Everybody knows the Tsukiji fish market in Tokyo. However, relatively few know about Tohoku's major fishing industry based in Shiogama. I'm talking about the Shiogama Seafood Wholesale Market. They sell fresh fish, processed marine products, and salted and dried seafood just as in the Tsukiji fish market, but on a smaller and less chaotic scale.
The Shiogama Seafood Wholesale Market is compact and has a friendly atmosphere. Here you can see unique fish from "Sanriku-oki", the northern part of the Pacific Ocean. Of course, restaurants and locals also shop here to prepare daily meals. Despite the "wholesale" market name, it is open to the public. About 140 seafood stalls sell all kinds of seafood. If you particularly like tuna, it is a must-visit place because there 20 stalls specializing in tuna. The shops are so generous to customers, letting them taste different types of tuna, such as naturally grown tuna, tuna from Aomori, and cultured tuna. It seems that the shop owners enjoy giving lectures about tuna.
Our family always went and bought a block of tuna every time we celebrated my father's birthday and on special occasions like festivals or the completion of a new house. You may think that sea bream should be served on special occasions, because the word tai from the word medetai means "happy" or "auspicious." But sea bream was seldom served at my home, and I had never eaten sashimi of sea bream until I moved to Kobe, in the southern part of Japan. After moving there, I realized the fact that people in the Kansai area, Osaka and Kyoto, prefer white meat fish such as sea bream to red meat fish.

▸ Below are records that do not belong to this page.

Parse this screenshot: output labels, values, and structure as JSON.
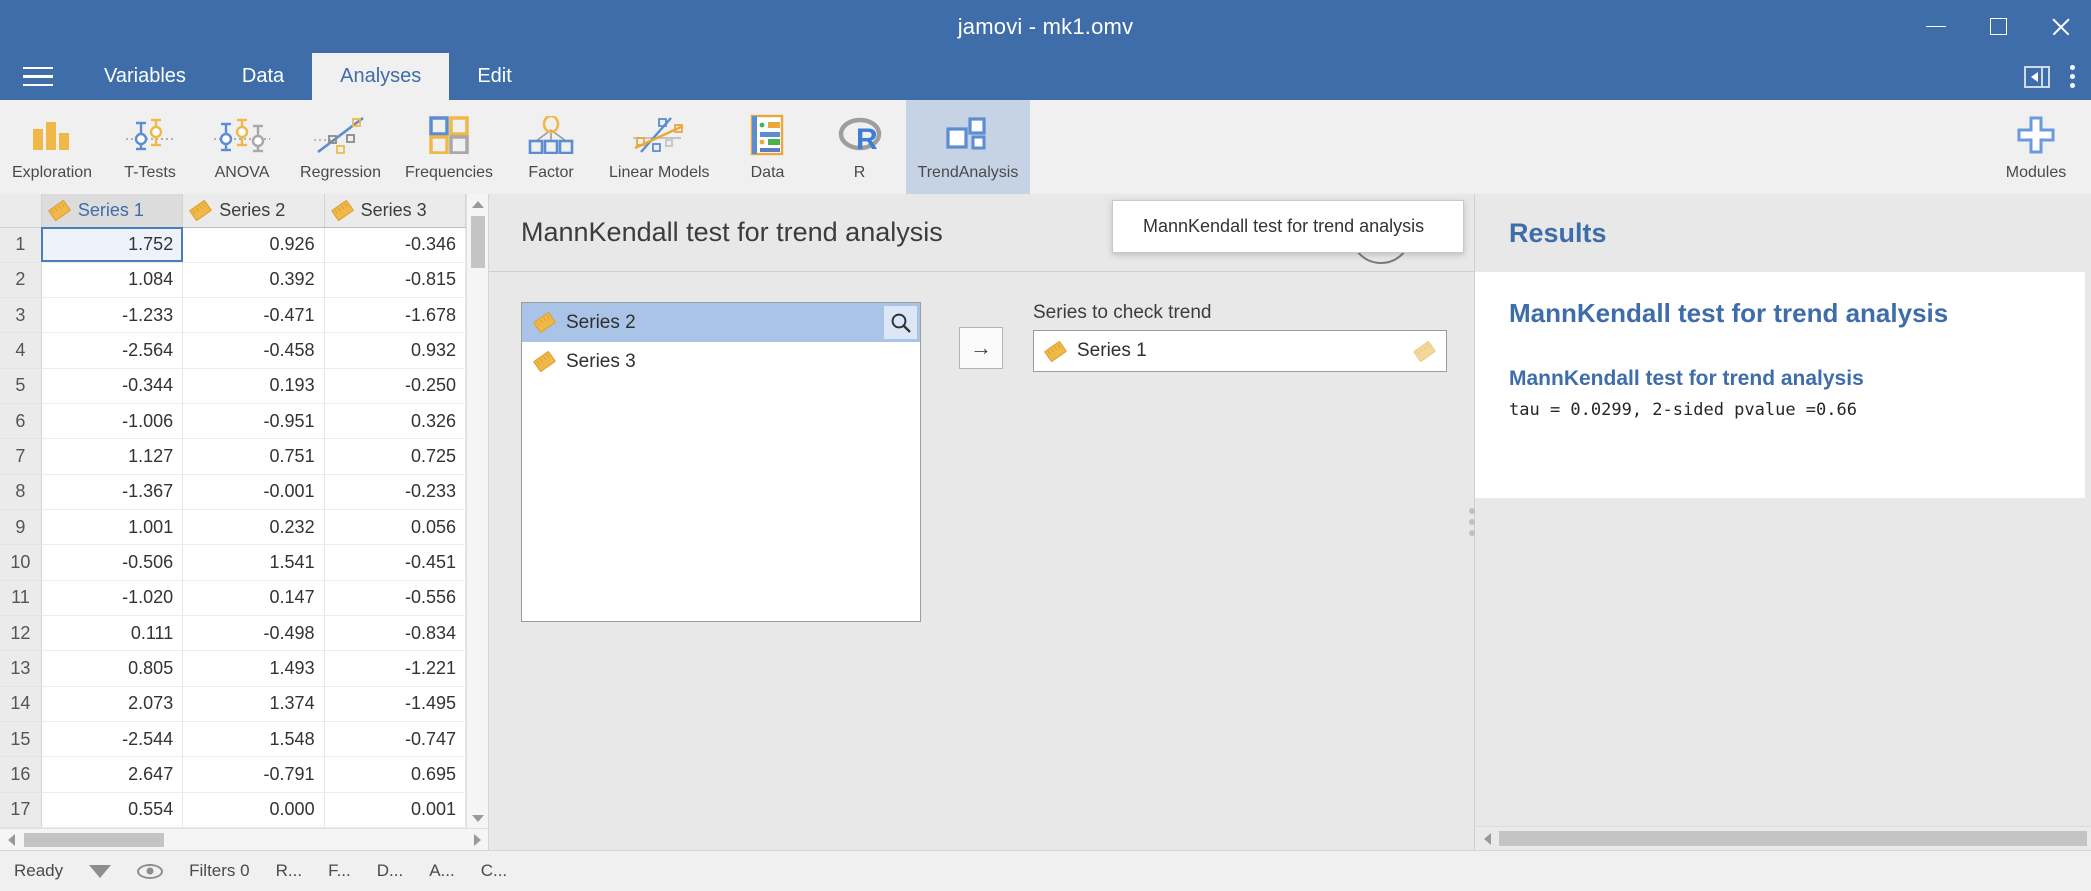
{
  "window": {
    "title": "jamovi - mk1.omv",
    "minimize": "minimize-button",
    "maximize": "maximize-button",
    "close": "close-button"
  },
  "tabs": [
    {
      "label": "Variables",
      "active": false
    },
    {
      "label": "Data",
      "active": false
    },
    {
      "label": "Analyses",
      "active": true
    },
    {
      "label": "Edit",
      "active": false
    }
  ],
  "ribbon": {
    "items": [
      {
        "label": "Exploration",
        "icon": "bar-chart-icon",
        "active": false
      },
      {
        "label": "T-Tests",
        "icon": "t-tests-icon",
        "active": false
      },
      {
        "label": "ANOVA",
        "icon": "anova-icon",
        "active": false
      },
      {
        "label": "Regression",
        "icon": "regression-icon",
        "active": false
      },
      {
        "label": "Frequencies",
        "icon": "frequencies-icon",
        "active": false
      },
      {
        "label": "Factor",
        "icon": "factor-icon",
        "active": false
      },
      {
        "label": "Linear Models",
        "icon": "linear-models-icon",
        "active": false
      },
      {
        "label": "Data",
        "icon": "data-icon",
        "active": false
      },
      {
        "label": "R",
        "icon": "r-icon",
        "active": false
      },
      {
        "label": "TrendAnalysis",
        "icon": "trend-analysis-icon",
        "active": true
      }
    ],
    "modules": {
      "label": "Modules",
      "icon": "plus-icon"
    }
  },
  "dropdown": {
    "visible": true,
    "items": [
      "MannKendall test for trend analysis"
    ]
  },
  "spreadsheet": {
    "columns": [
      {
        "name": "Series 1",
        "selected": true
      },
      {
        "name": "Series 2",
        "selected": false
      },
      {
        "name": "Series 3",
        "selected": false
      }
    ],
    "active_cell": {
      "row": 1,
      "column": 0
    },
    "rows": [
      {
        "n": "1",
        "values": [
          "1.752",
          "0.926",
          "-0.346"
        ]
      },
      {
        "n": "2",
        "values": [
          "1.084",
          "0.392",
          "-0.815"
        ]
      },
      {
        "n": "3",
        "values": [
          "-1.233",
          "-0.471",
          "-1.678"
        ]
      },
      {
        "n": "4",
        "values": [
          "-2.564",
          "-0.458",
          "0.932"
        ]
      },
      {
        "n": "5",
        "values": [
          "-0.344",
          "0.193",
          "-0.250"
        ]
      },
      {
        "n": "6",
        "values": [
          "-1.006",
          "-0.951",
          "0.326"
        ]
      },
      {
        "n": "7",
        "values": [
          "1.127",
          "0.751",
          "0.725"
        ]
      },
      {
        "n": "8",
        "values": [
          "-1.367",
          "-0.001",
          "-0.233"
        ]
      },
      {
        "n": "9",
        "values": [
          "1.001",
          "0.232",
          "0.056"
        ]
      },
      {
        "n": "10",
        "values": [
          "-0.506",
          "1.541",
          "-0.451"
        ]
      },
      {
        "n": "11",
        "values": [
          "-1.020",
          "0.147",
          "-0.556"
        ]
      },
      {
        "n": "12",
        "values": [
          "0.111",
          "-0.498",
          "-0.834"
        ]
      },
      {
        "n": "13",
        "values": [
          "0.805",
          "1.493",
          "-1.221"
        ]
      },
      {
        "n": "14",
        "values": [
          "2.073",
          "1.374",
          "-1.495"
        ]
      },
      {
        "n": "15",
        "values": [
          "-2.544",
          "1.548",
          "-0.747"
        ]
      },
      {
        "n": "16",
        "values": [
          "2.647",
          "-0.791",
          "0.695"
        ]
      },
      {
        "n": "17",
        "values": [
          "0.554",
          "0.000",
          "0.001"
        ]
      }
    ]
  },
  "options": {
    "title": "MannKendall test for trend analysis",
    "hide_button": "→",
    "variable_list": [
      {
        "label": "Series 2",
        "icon": "ruler-icon",
        "selected": true
      },
      {
        "label": "Series 3",
        "icon": "ruler-icon",
        "selected": false
      }
    ],
    "search_icon": "search-icon",
    "transfer_button": "→",
    "target": {
      "label": "Series to check trend",
      "value": "Series 1",
      "icon": "ruler-icon"
    }
  },
  "results": {
    "header": "Results",
    "heading": "MannKendall test for trend analysis",
    "subheading": "MannKendall test for trend analysis",
    "output": "tau = 0.0299, 2-sided pvalue =0.66"
  },
  "statusbar": {
    "state": "Ready",
    "filter_icon": "funnel-icon",
    "eye_icon": "eye-icon",
    "filters": "Filters 0",
    "truncated": [
      "R...",
      "F...",
      "D...",
      "A...",
      "C..."
    ]
  },
  "colors": {
    "titlebar": "#3e6da9",
    "accent": "#3e6da9",
    "ribbon_active": "#c5d3e4",
    "measure_icon": "#f0b849",
    "selection": "#aac4e8"
  }
}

In addition, they say "otsukuri" rather than "osashimi," the word used in Tokyo and Tohoku. I don't know exactly why there is a difference, but it seems to me that every region has its own local food and own culture, and those elements create differences among them.
Tuna is a very common food for those who live in nearby Sendai City like me. Red meat tuna in Miyagi Prefecture is specialty, I think. Bigeye tuna, which is branded as "higashimono," is sold for a limited period, from October to December. In the Shiogama Seafood Wholesale Market, you can savor other kinds of fish as well. The shop staff members are so kind that they will slice the fish according to your request. For example, they will slice it specially for "kaisen-don," a seafood bowl, when you ask them. The best part of the market is that you can create our own kaisen-don! Purchase the bowl of rice for 300 yen then take it around to vendors to purchase your toppings. Sea-urchin only? Tuna and scallops? It's your choice! If raw fish is not your thing, there are grills to barbecue your food without even having to leave the market!

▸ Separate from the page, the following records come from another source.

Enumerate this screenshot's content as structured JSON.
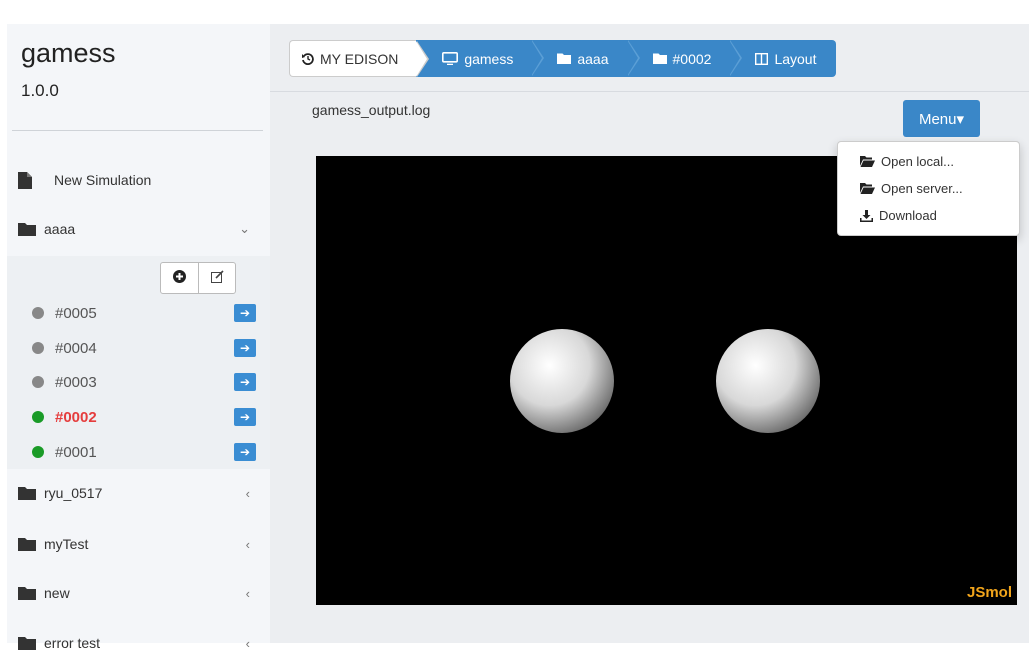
{
  "sidebar": {
    "app_title": "gamess",
    "app_version": "1.0.0",
    "new_simulation": "New Simulation",
    "folders": [
      {
        "label": "aaaa",
        "chevron": "⌄",
        "expanded": true
      },
      {
        "label": "ryu_0517",
        "chevron": "‹",
        "expanded": false
      },
      {
        "label": "myTest",
        "chevron": "‹",
        "expanded": false
      },
      {
        "label": "new",
        "chevron": "‹",
        "expanded": false
      },
      {
        "label": "error test",
        "chevron": "‹",
        "expanded": false
      }
    ],
    "tools": {
      "add_icon": "plus-circle-icon",
      "edit_icon": "edit-icon"
    },
    "jobs": [
      {
        "label": "#0005",
        "status": "gray",
        "active": false
      },
      {
        "label": "#0004",
        "status": "gray",
        "active": false
      },
      {
        "label": "#0003",
        "status": "gray",
        "active": false
      },
      {
        "label": "#0002",
        "status": "green",
        "active": true
      },
      {
        "label": "#0001",
        "status": "green",
        "active": false
      }
    ]
  },
  "breadcrumb": {
    "items": [
      {
        "label": "MY EDISON",
        "icon": "history-icon"
      },
      {
        "label": "gamess",
        "icon": "monitor-icon"
      },
      {
        "label": "aaaa",
        "icon": "folder-icon"
      },
      {
        "label": "#0002",
        "icon": "folder-icon"
      },
      {
        "label": "Layout",
        "icon": "columns-icon"
      }
    ]
  },
  "viewer": {
    "file_name": "gamess_output.log",
    "menu_label": "Menu▾",
    "logo": "JSmol",
    "menu_items": [
      {
        "label": "Open local...",
        "icon": "folder-open-icon"
      },
      {
        "label": "Open server...",
        "icon": "folder-open-icon"
      },
      {
        "label": "Download",
        "icon": "download-icon"
      }
    ]
  },
  "colors": {
    "accent": "#3a87c8",
    "active_job": "#e53d3d",
    "status_green": "#1a9b27",
    "status_gray": "#888888",
    "jsmol_logo": "#f2a51b"
  }
}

The Japanese archipelago is long and surrounded by the sea. The kind of seafood you can find varies according to region. Food is said to represent culture. Why don't you savor the Tohoku taste and culture through seafood at the Shiogama Seafood Wholesale Market?